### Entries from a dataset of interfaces
---------------

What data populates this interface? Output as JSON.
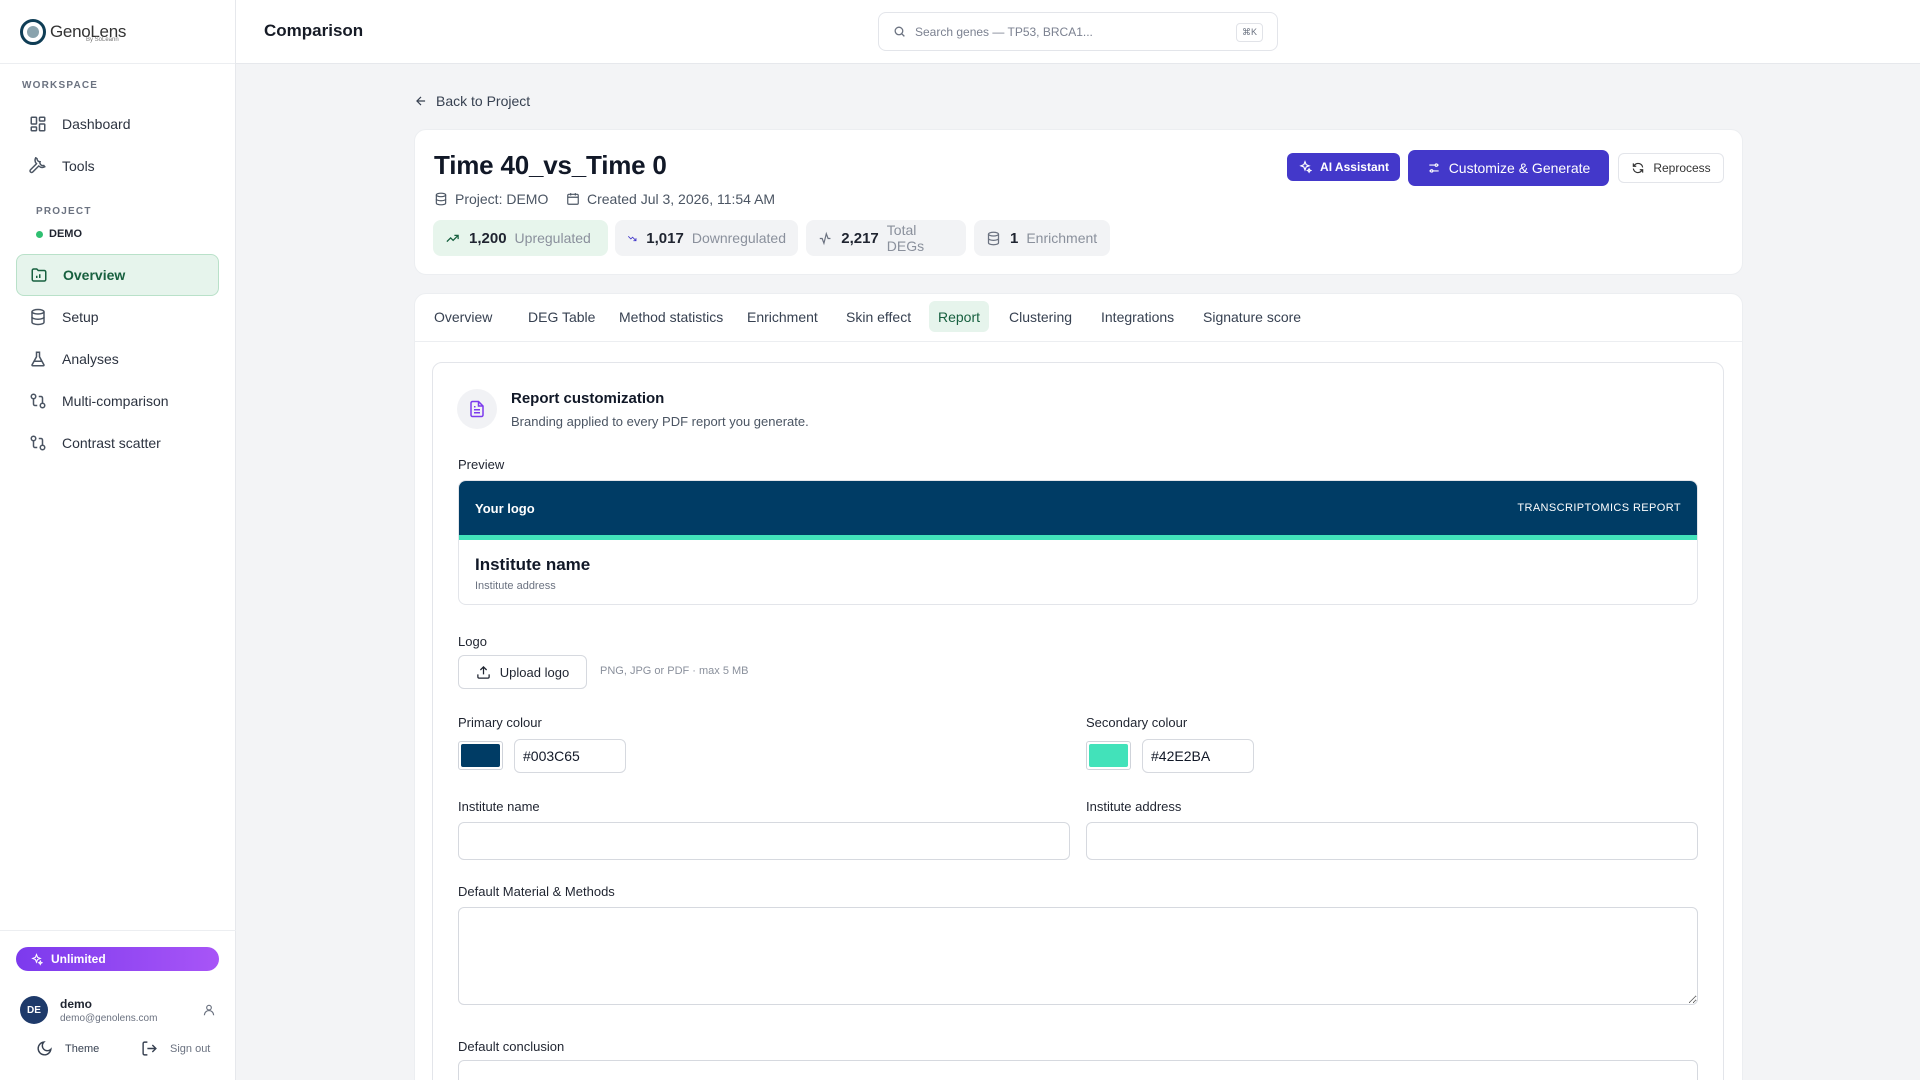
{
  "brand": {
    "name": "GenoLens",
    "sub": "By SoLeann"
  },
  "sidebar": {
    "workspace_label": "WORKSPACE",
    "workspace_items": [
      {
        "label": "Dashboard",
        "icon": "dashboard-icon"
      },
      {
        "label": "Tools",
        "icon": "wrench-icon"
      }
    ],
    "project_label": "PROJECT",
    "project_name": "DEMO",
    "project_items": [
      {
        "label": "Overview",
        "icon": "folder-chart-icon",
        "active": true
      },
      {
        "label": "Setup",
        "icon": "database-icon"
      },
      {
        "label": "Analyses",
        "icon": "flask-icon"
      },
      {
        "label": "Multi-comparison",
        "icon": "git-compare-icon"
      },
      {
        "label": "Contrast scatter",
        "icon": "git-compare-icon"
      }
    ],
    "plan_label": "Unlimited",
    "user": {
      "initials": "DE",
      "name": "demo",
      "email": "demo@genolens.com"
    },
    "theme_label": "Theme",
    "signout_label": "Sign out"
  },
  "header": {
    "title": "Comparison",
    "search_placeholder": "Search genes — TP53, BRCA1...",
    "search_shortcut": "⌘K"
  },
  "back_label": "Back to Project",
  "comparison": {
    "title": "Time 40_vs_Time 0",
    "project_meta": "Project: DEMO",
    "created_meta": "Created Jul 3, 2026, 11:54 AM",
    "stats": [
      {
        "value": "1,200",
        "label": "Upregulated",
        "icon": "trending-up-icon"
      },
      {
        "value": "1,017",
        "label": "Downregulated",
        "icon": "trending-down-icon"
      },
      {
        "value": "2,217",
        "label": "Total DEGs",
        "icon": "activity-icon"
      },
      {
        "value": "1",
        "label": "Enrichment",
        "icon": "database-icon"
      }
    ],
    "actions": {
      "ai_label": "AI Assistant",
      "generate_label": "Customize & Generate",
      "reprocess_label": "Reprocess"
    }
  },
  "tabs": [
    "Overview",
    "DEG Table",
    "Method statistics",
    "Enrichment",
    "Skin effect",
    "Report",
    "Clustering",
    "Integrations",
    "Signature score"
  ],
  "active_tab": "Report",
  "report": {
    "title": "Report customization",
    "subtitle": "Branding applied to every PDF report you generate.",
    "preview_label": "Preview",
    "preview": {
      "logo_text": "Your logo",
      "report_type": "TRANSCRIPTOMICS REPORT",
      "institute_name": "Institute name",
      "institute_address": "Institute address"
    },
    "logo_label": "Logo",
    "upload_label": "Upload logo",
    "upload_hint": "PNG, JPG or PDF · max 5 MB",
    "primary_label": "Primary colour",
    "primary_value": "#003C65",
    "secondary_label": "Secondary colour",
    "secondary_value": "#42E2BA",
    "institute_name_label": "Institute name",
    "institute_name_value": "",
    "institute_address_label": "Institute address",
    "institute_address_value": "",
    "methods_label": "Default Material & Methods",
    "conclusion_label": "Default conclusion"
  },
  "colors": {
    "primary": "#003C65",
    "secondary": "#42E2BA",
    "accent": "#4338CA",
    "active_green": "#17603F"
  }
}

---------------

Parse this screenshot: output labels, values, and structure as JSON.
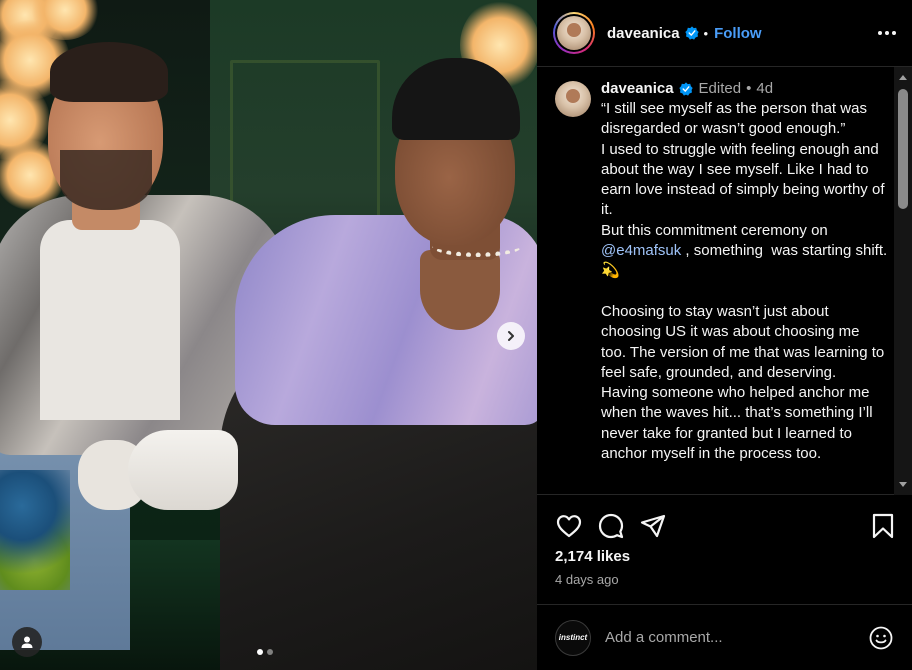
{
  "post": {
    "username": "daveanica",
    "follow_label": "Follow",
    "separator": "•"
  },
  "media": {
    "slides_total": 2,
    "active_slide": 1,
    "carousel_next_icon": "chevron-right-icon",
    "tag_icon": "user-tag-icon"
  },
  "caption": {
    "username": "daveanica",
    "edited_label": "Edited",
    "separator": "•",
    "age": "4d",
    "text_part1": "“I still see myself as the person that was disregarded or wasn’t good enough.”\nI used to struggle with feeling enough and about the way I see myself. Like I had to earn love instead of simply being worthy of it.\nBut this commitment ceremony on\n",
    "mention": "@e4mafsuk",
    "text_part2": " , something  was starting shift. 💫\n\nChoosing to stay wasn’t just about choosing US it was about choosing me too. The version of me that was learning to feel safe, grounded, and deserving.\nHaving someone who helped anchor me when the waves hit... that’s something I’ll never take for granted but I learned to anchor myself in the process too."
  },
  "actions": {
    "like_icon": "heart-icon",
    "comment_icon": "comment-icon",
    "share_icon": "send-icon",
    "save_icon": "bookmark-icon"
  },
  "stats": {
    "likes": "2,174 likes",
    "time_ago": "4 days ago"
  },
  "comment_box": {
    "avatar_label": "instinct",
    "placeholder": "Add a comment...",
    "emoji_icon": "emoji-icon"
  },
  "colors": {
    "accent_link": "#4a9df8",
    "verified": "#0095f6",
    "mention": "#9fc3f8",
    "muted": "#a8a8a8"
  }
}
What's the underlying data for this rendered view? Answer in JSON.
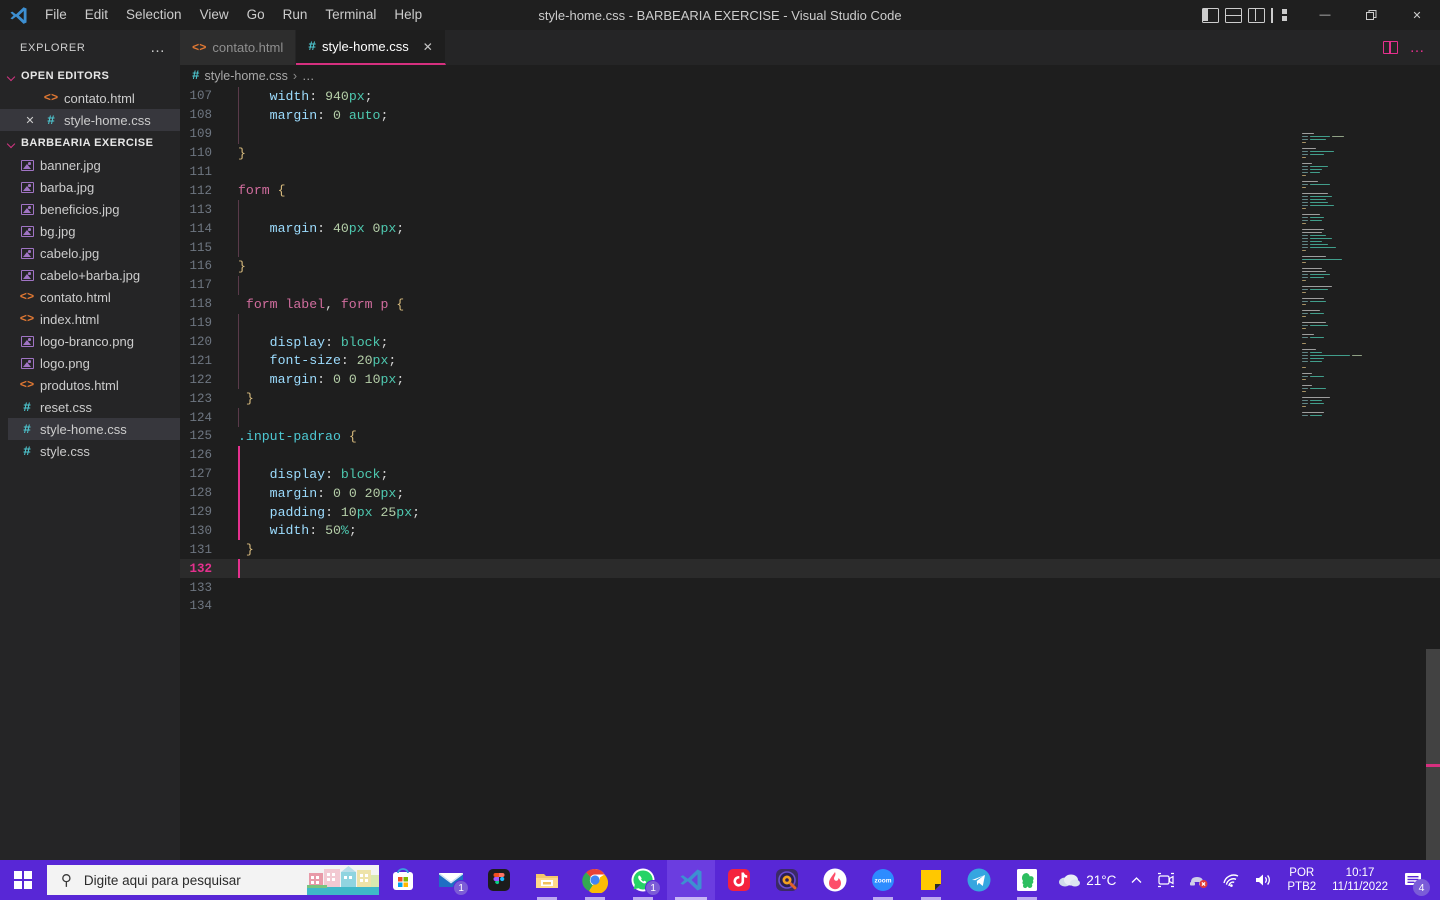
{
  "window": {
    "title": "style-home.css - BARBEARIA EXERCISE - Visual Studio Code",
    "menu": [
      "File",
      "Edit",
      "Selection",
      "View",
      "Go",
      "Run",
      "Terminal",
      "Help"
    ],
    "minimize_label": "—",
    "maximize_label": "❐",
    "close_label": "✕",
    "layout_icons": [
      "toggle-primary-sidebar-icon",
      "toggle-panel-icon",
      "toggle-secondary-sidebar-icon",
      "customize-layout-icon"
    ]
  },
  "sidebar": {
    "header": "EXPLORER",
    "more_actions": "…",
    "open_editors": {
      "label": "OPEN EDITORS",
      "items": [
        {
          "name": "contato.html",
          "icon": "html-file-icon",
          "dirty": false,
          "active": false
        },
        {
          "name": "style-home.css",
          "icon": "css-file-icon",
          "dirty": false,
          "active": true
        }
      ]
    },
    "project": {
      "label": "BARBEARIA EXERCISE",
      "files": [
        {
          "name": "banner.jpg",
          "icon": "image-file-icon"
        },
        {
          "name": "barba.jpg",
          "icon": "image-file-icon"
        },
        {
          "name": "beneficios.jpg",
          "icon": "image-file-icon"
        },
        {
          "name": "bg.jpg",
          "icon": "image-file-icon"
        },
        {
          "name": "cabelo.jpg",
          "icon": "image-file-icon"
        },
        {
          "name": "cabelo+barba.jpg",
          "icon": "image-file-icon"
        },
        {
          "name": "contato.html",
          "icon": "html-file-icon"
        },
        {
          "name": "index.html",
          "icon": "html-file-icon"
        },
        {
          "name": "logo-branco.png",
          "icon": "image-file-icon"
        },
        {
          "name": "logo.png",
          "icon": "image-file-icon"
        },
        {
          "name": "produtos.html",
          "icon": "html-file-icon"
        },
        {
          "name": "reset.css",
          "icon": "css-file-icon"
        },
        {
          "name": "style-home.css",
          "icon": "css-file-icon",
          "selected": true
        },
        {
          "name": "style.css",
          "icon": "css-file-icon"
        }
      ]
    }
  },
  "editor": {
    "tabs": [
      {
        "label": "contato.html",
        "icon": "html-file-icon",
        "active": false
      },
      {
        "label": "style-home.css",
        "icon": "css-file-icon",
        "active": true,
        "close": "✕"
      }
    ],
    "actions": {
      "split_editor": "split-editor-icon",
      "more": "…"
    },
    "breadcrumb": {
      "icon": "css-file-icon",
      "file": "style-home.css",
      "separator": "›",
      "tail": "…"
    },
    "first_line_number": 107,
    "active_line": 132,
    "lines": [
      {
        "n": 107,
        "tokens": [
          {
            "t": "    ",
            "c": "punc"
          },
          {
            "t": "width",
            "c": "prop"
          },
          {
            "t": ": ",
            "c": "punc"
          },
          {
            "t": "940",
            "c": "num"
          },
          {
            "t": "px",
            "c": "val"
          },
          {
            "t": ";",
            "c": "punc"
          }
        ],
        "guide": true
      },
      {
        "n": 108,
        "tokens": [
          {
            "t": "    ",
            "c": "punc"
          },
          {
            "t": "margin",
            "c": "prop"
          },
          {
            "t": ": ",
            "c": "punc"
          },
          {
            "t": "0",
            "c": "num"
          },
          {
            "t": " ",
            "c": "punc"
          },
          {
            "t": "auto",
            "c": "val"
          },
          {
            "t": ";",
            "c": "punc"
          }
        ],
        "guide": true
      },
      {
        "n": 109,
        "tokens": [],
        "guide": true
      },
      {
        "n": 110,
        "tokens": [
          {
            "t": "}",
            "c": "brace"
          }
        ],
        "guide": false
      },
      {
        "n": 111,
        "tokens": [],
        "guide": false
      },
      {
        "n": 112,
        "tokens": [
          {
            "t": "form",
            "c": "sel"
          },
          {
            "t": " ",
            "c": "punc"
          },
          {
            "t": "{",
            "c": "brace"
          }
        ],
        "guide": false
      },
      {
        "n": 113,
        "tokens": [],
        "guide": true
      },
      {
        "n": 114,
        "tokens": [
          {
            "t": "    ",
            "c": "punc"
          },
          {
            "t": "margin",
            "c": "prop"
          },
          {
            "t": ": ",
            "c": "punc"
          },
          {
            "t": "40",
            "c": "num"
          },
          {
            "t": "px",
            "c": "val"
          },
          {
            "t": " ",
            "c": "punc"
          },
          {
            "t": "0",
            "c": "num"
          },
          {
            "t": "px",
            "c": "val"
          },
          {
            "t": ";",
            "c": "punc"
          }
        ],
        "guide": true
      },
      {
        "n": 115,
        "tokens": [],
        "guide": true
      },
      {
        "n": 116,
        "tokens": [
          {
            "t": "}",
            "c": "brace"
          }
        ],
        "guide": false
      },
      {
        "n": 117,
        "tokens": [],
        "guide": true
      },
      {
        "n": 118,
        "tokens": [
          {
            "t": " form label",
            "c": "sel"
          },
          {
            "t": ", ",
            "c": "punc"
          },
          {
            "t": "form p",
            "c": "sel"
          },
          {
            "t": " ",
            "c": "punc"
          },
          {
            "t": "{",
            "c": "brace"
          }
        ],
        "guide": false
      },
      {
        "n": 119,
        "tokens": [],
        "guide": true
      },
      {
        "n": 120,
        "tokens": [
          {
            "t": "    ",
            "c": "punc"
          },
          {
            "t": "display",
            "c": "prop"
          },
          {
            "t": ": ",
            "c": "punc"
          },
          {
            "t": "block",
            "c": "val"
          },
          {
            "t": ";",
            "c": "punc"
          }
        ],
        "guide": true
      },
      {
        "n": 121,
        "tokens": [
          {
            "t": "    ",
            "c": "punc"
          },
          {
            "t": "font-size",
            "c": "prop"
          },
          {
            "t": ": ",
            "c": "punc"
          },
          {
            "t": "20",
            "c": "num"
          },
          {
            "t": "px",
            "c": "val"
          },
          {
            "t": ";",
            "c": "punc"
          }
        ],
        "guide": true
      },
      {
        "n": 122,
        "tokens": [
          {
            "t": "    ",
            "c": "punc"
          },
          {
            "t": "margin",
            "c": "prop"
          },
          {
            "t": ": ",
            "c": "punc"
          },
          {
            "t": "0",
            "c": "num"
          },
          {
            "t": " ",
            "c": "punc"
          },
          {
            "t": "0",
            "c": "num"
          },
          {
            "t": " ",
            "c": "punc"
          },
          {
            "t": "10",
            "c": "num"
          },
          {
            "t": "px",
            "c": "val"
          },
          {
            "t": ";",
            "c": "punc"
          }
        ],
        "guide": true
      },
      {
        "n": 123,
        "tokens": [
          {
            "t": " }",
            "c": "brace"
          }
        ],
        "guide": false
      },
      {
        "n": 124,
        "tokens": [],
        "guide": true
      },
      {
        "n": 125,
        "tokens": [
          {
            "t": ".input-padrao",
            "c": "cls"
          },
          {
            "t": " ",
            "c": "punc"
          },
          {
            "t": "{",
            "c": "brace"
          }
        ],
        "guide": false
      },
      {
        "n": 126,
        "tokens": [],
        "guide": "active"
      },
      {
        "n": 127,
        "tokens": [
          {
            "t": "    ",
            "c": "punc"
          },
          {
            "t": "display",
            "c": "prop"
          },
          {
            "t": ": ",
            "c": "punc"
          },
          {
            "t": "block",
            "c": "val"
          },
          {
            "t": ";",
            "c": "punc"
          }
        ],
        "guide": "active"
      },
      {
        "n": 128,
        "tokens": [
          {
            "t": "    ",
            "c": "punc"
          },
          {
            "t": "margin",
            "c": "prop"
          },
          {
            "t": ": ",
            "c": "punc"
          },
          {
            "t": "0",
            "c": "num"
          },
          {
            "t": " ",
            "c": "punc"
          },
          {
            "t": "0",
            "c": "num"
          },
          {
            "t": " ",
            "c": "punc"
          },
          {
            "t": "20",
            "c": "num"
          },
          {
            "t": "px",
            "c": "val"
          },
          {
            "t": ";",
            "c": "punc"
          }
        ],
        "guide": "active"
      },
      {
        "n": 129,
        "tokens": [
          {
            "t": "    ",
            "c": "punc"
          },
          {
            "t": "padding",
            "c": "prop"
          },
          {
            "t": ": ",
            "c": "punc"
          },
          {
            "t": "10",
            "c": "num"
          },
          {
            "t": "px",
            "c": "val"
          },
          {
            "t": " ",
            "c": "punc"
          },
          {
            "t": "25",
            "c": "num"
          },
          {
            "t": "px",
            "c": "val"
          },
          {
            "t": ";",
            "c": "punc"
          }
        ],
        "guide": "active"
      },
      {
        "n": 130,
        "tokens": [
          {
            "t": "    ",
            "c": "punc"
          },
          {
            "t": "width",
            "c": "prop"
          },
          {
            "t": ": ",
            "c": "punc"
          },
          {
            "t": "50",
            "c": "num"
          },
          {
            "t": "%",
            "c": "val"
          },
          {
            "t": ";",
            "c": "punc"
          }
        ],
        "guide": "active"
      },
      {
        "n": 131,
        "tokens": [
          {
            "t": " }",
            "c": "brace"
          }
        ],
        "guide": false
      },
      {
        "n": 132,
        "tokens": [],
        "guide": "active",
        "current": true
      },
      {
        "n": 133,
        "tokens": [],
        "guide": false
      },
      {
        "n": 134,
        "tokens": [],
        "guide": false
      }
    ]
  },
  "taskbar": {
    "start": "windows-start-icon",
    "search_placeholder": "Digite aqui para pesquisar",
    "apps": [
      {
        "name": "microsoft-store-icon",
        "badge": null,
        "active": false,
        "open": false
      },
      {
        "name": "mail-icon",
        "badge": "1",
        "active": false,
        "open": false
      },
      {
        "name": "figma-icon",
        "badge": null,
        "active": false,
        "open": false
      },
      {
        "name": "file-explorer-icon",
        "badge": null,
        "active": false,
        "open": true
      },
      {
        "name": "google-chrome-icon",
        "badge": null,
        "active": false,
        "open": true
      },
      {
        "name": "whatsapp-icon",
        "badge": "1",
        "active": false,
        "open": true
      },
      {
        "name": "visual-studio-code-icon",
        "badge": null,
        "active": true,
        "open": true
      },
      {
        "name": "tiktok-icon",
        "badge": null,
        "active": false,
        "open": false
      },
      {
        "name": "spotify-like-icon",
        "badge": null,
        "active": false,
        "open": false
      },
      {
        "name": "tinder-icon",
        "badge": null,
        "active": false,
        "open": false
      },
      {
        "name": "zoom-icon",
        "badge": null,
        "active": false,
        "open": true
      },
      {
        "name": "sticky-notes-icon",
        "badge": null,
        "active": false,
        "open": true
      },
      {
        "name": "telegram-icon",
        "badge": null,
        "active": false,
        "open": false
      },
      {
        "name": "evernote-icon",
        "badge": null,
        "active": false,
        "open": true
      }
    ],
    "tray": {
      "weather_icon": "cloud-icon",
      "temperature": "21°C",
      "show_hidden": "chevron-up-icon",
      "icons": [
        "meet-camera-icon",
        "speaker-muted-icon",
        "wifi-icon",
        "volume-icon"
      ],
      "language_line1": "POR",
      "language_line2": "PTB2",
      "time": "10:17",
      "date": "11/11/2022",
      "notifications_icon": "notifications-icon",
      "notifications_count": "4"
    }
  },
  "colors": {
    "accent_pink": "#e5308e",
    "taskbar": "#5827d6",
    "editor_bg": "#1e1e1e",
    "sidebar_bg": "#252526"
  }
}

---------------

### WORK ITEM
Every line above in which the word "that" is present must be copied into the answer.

### SOLUTION FOR THIS EXERCISE
    "text_part1": "“I still see myself as the person that was disregarded or wasn’t good enough.”\nI used to struggle with feeling enough and about the way I see myself. Like I had to earn love instead of simply being worthy of it.\nBut this commitment ceremony on\n",
    "text_part2": " , something  was starting shift. 💫\n\nChoosing to stay wasn’t just about choosing US it was about choosing me too. The version of me that was learning to feel safe, grounded, and deserving.\nHaving someone who helped anchor me when the waves hit... that’s something I’ll never take for granted but I learned to anchor myself in the process too."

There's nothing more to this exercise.